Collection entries
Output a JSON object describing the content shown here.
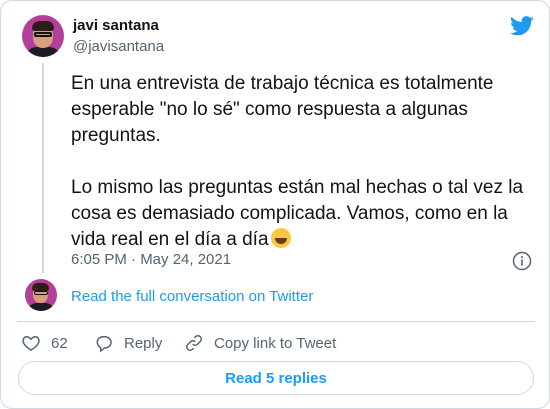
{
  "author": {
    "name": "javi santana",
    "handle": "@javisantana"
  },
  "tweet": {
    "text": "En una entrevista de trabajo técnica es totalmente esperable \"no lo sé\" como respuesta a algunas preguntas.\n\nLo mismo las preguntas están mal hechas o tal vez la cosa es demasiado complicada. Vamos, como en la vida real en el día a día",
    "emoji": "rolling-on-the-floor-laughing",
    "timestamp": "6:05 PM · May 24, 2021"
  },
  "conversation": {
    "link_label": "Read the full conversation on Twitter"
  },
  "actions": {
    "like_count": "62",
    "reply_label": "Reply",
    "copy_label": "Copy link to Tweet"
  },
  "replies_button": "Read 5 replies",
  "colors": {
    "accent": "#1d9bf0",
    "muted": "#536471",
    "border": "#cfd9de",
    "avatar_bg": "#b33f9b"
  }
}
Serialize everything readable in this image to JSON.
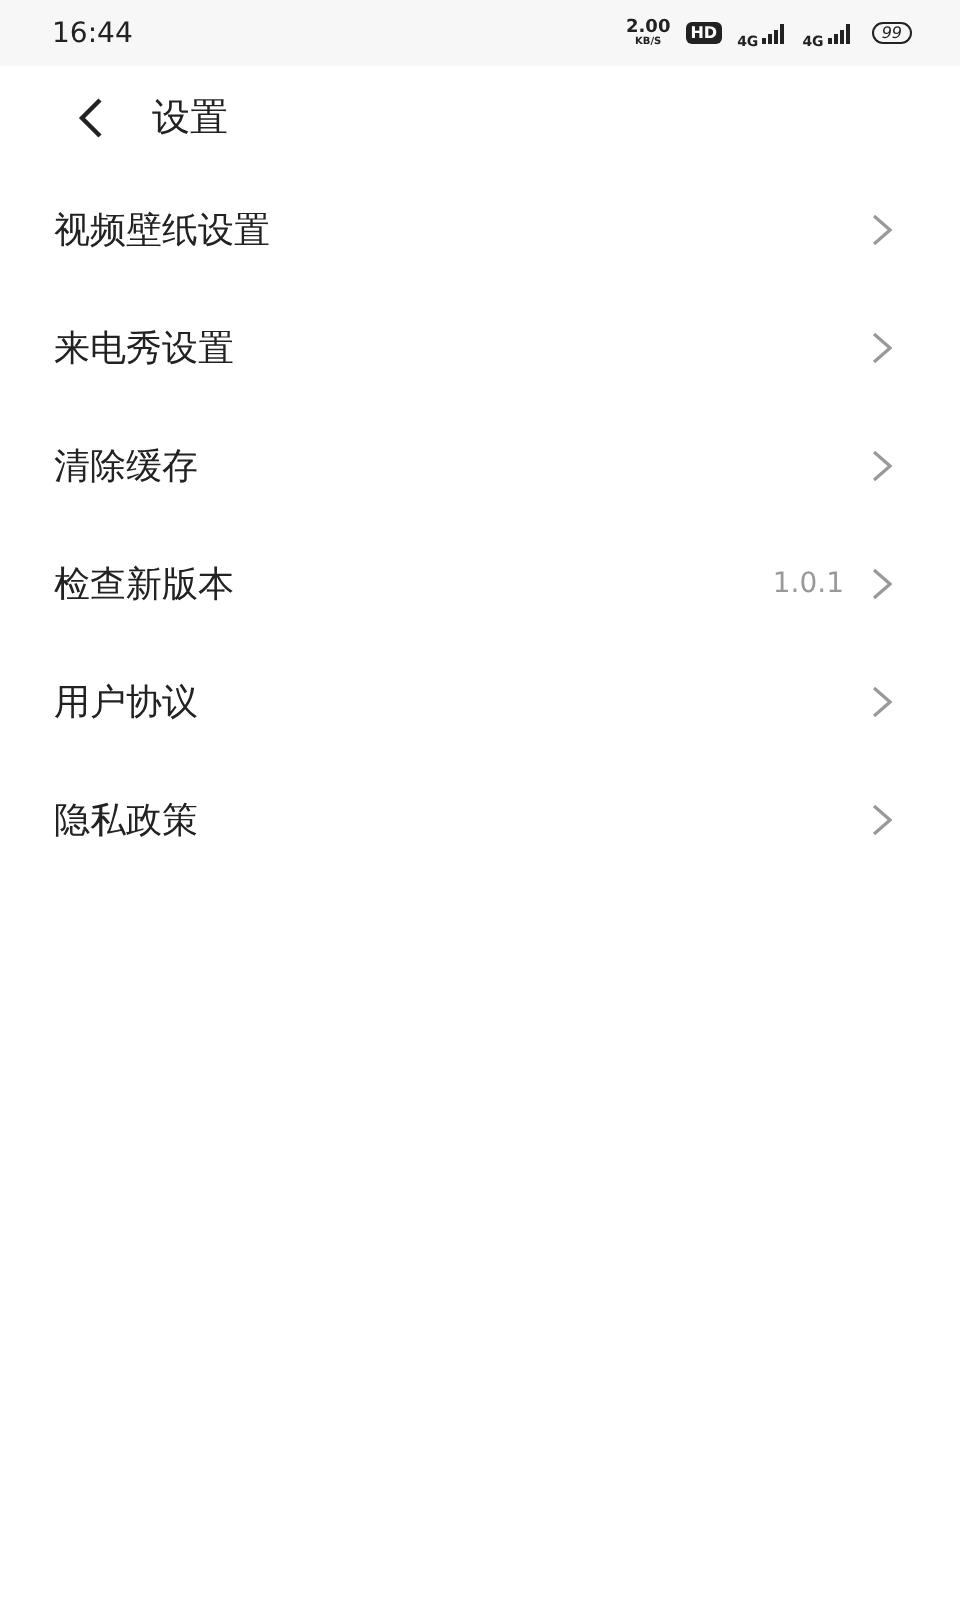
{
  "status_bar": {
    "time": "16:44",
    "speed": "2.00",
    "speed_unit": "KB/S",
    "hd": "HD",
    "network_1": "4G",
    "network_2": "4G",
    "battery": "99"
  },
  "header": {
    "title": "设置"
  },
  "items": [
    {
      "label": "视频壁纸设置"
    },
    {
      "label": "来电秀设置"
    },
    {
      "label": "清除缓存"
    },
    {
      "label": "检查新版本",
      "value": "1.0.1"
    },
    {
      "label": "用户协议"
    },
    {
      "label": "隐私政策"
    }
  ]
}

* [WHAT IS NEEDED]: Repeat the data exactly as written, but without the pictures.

* [ANSWER BOX]:
Output a JSON object describing the content shown here.
{
  "author": {
    "name": "javi santana",
    "handle": "@javisantana"
  },
  "tweet": {
    "text": "En una entrevista de trabajo técnica es totalmente esperable \"no lo sé\" como respuesta a algunas preguntas.\n\nLo mismo las preguntas están mal hechas o tal vez la cosa es demasiado complicada. Vamos, como en la vida real en el día a día",
    "emoji": "rolling-on-the-floor-laughing",
    "timestamp": "6:05 PM · May 24, 2021"
  },
  "conversation": {
    "link_label": "Read the full conversation on Twitter"
  },
  "actions": {
    "like_count": "62",
    "reply_label": "Reply",
    "copy_label": "Copy link to Tweet"
  },
  "replies_button": "Read 5 replies",
  "colors": {
    "accent": "#1d9bf0",
    "muted": "#536471",
    "border": "#cfd9de",
    "avatar_bg": "#b33f9b"
  }
}
Serialize everything readable in this image to JSON.
{
  "status_bar": {
    "time": "16:44",
    "speed": "2.00",
    "speed_unit": "KB/S",
    "hd": "HD",
    "network_1": "4G",
    "network_2": "4G",
    "battery": "99"
  },
  "header": {
    "title": "设置"
  },
  "items": [
    {
      "label": "视频壁纸设置"
    },
    {
      "label": "来电秀设置"
    },
    {
      "label": "清除缓存"
    },
    {
      "label": "检查新版本",
      "value": "1.0.1"
    },
    {
      "label": "用户协议"
    },
    {
      "label": "隐私政策"
    }
  ]
}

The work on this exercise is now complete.